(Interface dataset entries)
━━━

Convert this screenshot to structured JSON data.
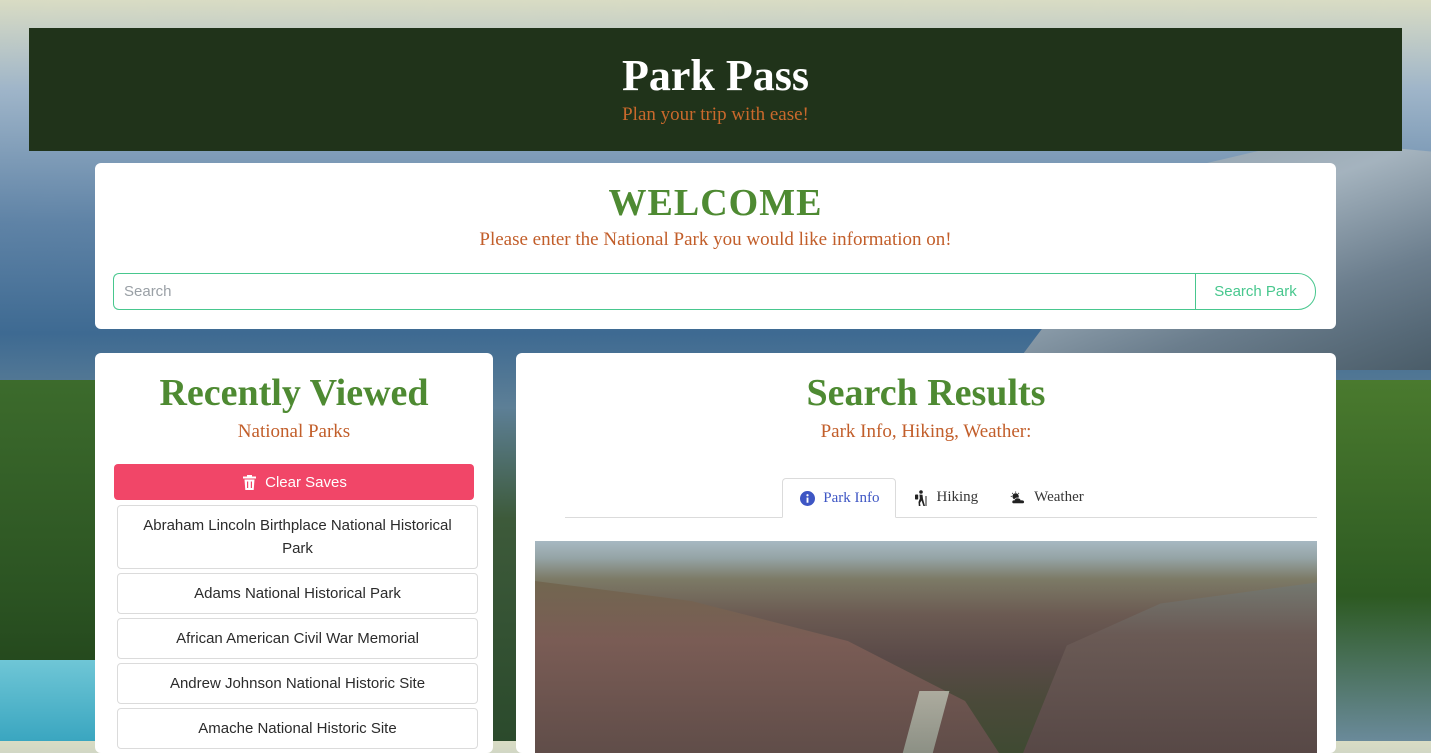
{
  "header": {
    "title": "Park Pass",
    "tagline": "Plan your trip with ease!"
  },
  "welcome": {
    "title": "WELCOME",
    "subtitle": "Please enter the National Park you would like information on!",
    "search": {
      "placeholder": "Search",
      "value": "",
      "button_label": "Search Park"
    }
  },
  "recent": {
    "title": "Recently Viewed",
    "subtitle": "National Parks",
    "clear_button_label": "Clear Saves",
    "clear_button_icon": "trash-icon",
    "items": [
      "Abraham Lincoln Birthplace National Historical Park",
      "Adams National Historical Park",
      "African American Civil War Memorial",
      "Andrew Johnson National Historic Site",
      "Amache National Historic Site"
    ]
  },
  "results": {
    "title": "Search Results",
    "subtitle": "Park Info, Hiking, Weather:",
    "tabs": [
      {
        "label": "Park Info",
        "icon": "info-circle-icon",
        "active": true
      },
      {
        "label": "Hiking",
        "icon": "hiking-icon",
        "active": false
      },
      {
        "label": "Weather",
        "icon": "cloud-sun-icon",
        "active": false
      }
    ]
  },
  "colors": {
    "header_bg": "#20331a",
    "accent_green": "#4e8a32",
    "accent_orange": "#c25e2a",
    "primary_teal": "#48c78e",
    "danger": "#f14668",
    "link_blue": "#3e56c4"
  }
}
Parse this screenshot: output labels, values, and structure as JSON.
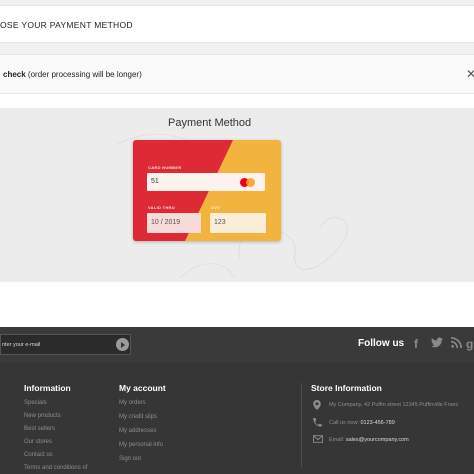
{
  "step": {
    "title": "OSE YOUR PAYMENT METHOD"
  },
  "check_option": {
    "name": "check",
    "note": " (order processing will be longer)",
    "close_icon": "close-icon"
  },
  "payment": {
    "title": "Payment Method",
    "card": {
      "number_label": "CARD NUMBER",
      "number_value": "51",
      "valid_label": "VALID THRU",
      "valid_value": "10 / 2019",
      "cvv_label": "CVV",
      "cvv_value": "123",
      "brand_icon": "mastercard-icon",
      "colors": {
        "left": "#dd2a35",
        "right": "#f2b33f"
      }
    }
  },
  "footer": {
    "newsletter": {
      "placeholder": "nter your e-mail",
      "submit_icon": "arrow-right-icon"
    },
    "follow_label": "Follow us",
    "social": [
      "facebook-icon",
      "twitter-icon",
      "rss-icon",
      "googleplus-icon"
    ],
    "information": {
      "title": "Information",
      "links": [
        "Specials",
        "New products",
        "Best sellers",
        "Our stores",
        "Contact us",
        "Terms and conditions of"
      ]
    },
    "account": {
      "title": "My account",
      "links": [
        "My orders",
        "My credit slips",
        "My addresses",
        "My personal info",
        "Sign out"
      ]
    },
    "store": {
      "title": "Store Information",
      "address": "My Company, 42 Puffin street 12345 Puffinville Franc",
      "call_prefix": "Call us now: ",
      "phone": "0123-456-789",
      "email_prefix": "Email: ",
      "email": "sales@yourcompany.com"
    }
  }
}
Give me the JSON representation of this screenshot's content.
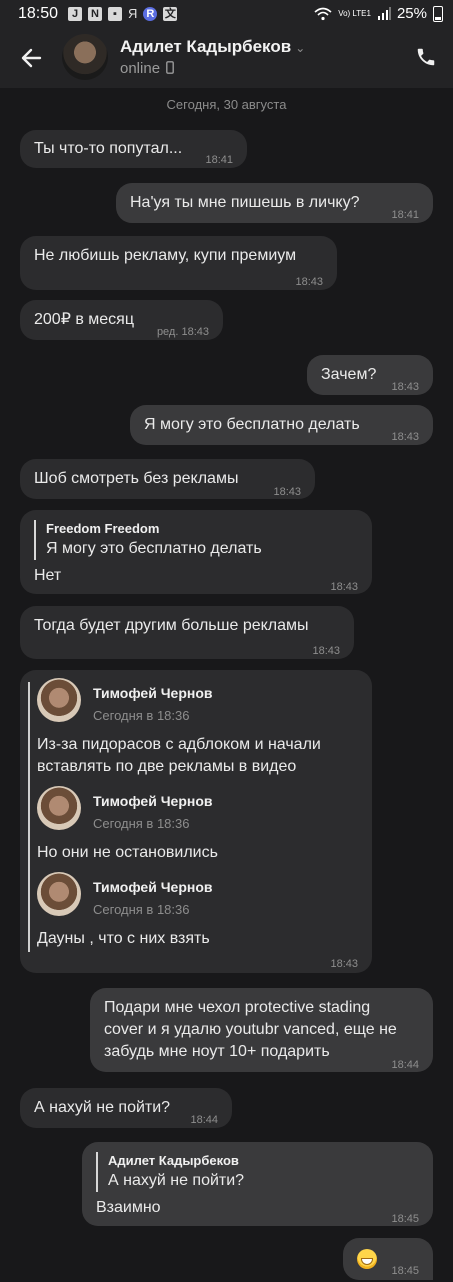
{
  "status_bar": {
    "time": "18:50",
    "icons": [
      "J",
      "N",
      "img",
      "Я",
      "R",
      "translate"
    ],
    "network": "Vo) LTE1",
    "battery": "25%"
  },
  "header": {
    "name": "Адилет Кадырбеков",
    "status": "online"
  },
  "date_separator": "Сегодня, 30 августа",
  "messages": [
    {
      "text": "Ты что-то попутал...",
      "time": "18:41"
    },
    {
      "text": "На'уя ты мне пишешь в личку?",
      "time": "18:41"
    },
    {
      "text": "Не любишь рекламу, купи премиум",
      "time": "18:43"
    },
    {
      "text": "200₽ в месяц",
      "time": "ред. 18:43"
    },
    {
      "text": "Зачем?",
      "time": "18:43"
    },
    {
      "text": "Я могу это бесплатно делать",
      "time": "18:43"
    },
    {
      "text": "Шоб смотреть без рекламы",
      "time": "18:43"
    },
    {
      "quote_name": "Freedom Freedom",
      "quote_text": "Я могу это бесплатно делать",
      "text": "Нет",
      "time": "18:43"
    },
    {
      "text": "Тогда будет другим больше рекламы",
      "time": "18:43"
    },
    {
      "forwarded": [
        {
          "name": "Тимофей Чернов",
          "date": "Сегодня в 18:36",
          "text_line1": "Из-за пидорасов  с адблоком и начали",
          "text_line2": "вставлять по две рекламы в видео"
        },
        {
          "name": "Тимофей Чернов",
          "date": "Сегодня в 18:36",
          "text_line1": "Но они не остановились"
        },
        {
          "name": "Тимофей Чернов",
          "date": "Сегодня в 18:36",
          "text_line1": "Дауны , что с них взять"
        }
      ],
      "time": "18:43"
    },
    {
      "text_line1": "Подари мне чехол protective stading",
      "text_line2": "cover и я удалю youtubr vanced, еще не",
      "text_line3": "забудь мне ноут 10+ подарить",
      "time": "18:44"
    },
    {
      "text": "А нахуй не пойти?",
      "time": "18:44"
    },
    {
      "quote_name": "Адилет Кадырбеков",
      "quote_text": "А нахуй не пойти?",
      "text": "Взаимно",
      "time": "18:45"
    },
    {
      "emoji": "grinning-face",
      "time": "18:45"
    }
  ]
}
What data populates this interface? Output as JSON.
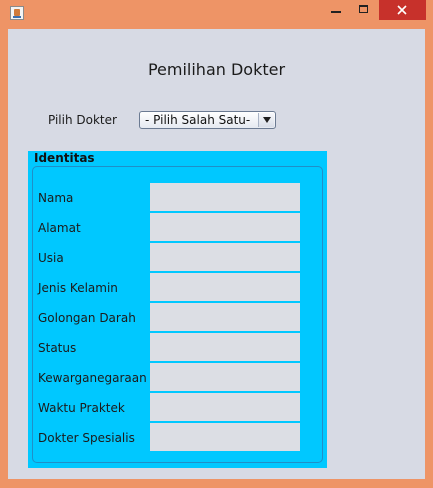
{
  "window": {
    "title": "",
    "close_color": "#c7312b",
    "frame_color": "#ee9466"
  },
  "form": {
    "heading": "Pemilihan Dokter",
    "pick_label": "Pilih Dokter",
    "combo_value": "- Pilih Salah Satu-"
  },
  "identitas": {
    "title": "Identitas",
    "panel_color": "#00c8ff",
    "fields": [
      {
        "label": "Nama",
        "value": ""
      },
      {
        "label": "Alamat",
        "value": ""
      },
      {
        "label": "Usia",
        "value": ""
      },
      {
        "label": "Jenis Kelamin",
        "value": ""
      },
      {
        "label": "Golongan Darah",
        "value": ""
      },
      {
        "label": "Status",
        "value": ""
      },
      {
        "label": "Kewarganegaraan",
        "value": ""
      },
      {
        "label": "Waktu Praktek",
        "value": ""
      },
      {
        "label": "Dokter Spesialis",
        "value": ""
      }
    ]
  }
}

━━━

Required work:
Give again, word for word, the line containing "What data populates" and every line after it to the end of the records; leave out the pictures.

Response to this task:
What data populates this interface? Output as JSON.
{
  "window": {
    "title": "",
    "close_color": "#c7312b",
    "frame_color": "#ee9466"
  },
  "form": {
    "heading": "Pemilihan Dokter",
    "pick_label": "Pilih Dokter",
    "combo_value": "- Pilih Salah Satu-"
  },
  "identitas": {
    "title": "Identitas",
    "panel_color": "#00c8ff",
    "fields": [
      {
        "label": "Nama",
        "value": ""
      },
      {
        "label": "Alamat",
        "value": ""
      },
      {
        "label": "Usia",
        "value": ""
      },
      {
        "label": "Jenis Kelamin",
        "value": ""
      },
      {
        "label": "Golongan Darah",
        "value": ""
      },
      {
        "label": "Status",
        "value": ""
      },
      {
        "label": "Kewarganegaraan",
        "value": ""
      },
      {
        "label": "Waktu Praktek",
        "value": ""
      },
      {
        "label": "Dokter Spesialis",
        "value": ""
      }
    ]
  }
}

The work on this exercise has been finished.